== DATA FOR THE TASK ==

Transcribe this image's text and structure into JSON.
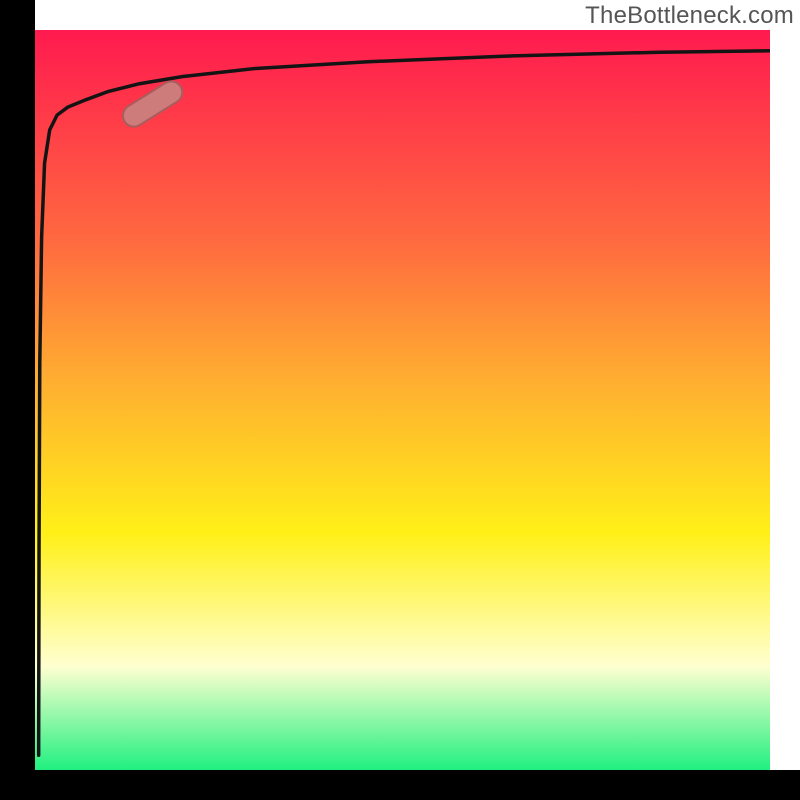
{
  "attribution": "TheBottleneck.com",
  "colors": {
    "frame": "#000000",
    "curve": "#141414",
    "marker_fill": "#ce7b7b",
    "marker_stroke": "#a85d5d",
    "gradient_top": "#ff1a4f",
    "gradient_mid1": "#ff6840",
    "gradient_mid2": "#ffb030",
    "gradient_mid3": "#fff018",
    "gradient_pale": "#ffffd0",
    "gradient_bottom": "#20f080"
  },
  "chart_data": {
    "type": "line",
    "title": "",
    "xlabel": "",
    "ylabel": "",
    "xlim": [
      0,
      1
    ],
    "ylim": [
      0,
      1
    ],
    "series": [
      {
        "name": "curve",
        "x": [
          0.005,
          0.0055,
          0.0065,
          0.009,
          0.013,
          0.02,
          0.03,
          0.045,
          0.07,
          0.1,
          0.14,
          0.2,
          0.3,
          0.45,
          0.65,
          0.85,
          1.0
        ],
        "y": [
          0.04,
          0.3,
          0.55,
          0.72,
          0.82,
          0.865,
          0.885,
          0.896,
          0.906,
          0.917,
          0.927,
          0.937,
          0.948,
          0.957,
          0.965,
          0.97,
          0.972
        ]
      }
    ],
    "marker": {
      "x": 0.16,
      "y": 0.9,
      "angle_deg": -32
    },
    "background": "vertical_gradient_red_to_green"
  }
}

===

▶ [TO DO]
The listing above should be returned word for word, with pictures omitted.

▶ [ANSWER SPACE]
Transcribe this image's text and structure into JSON.
{
  "attribution": "TheBottleneck.com",
  "colors": {
    "frame": "#000000",
    "curve": "#141414",
    "marker_fill": "#ce7b7b",
    "marker_stroke": "#a85d5d",
    "gradient_top": "#ff1a4f",
    "gradient_mid1": "#ff6840",
    "gradient_mid2": "#ffb030",
    "gradient_mid3": "#fff018",
    "gradient_pale": "#ffffd0",
    "gradient_bottom": "#20f080"
  },
  "chart_data": {
    "type": "line",
    "title": "",
    "xlabel": "",
    "ylabel": "",
    "xlim": [
      0,
      1
    ],
    "ylim": [
      0,
      1
    ],
    "series": [
      {
        "name": "curve",
        "x": [
          0.005,
          0.0055,
          0.0065,
          0.009,
          0.013,
          0.02,
          0.03,
          0.045,
          0.07,
          0.1,
          0.14,
          0.2,
          0.3,
          0.45,
          0.65,
          0.85,
          1.0
        ],
        "y": [
          0.04,
          0.3,
          0.55,
          0.72,
          0.82,
          0.865,
          0.885,
          0.896,
          0.906,
          0.917,
          0.927,
          0.937,
          0.948,
          0.957,
          0.965,
          0.97,
          0.972
        ]
      }
    ],
    "marker": {
      "x": 0.16,
      "y": 0.9,
      "angle_deg": -32
    },
    "background": "vertical_gradient_red_to_green"
  }
}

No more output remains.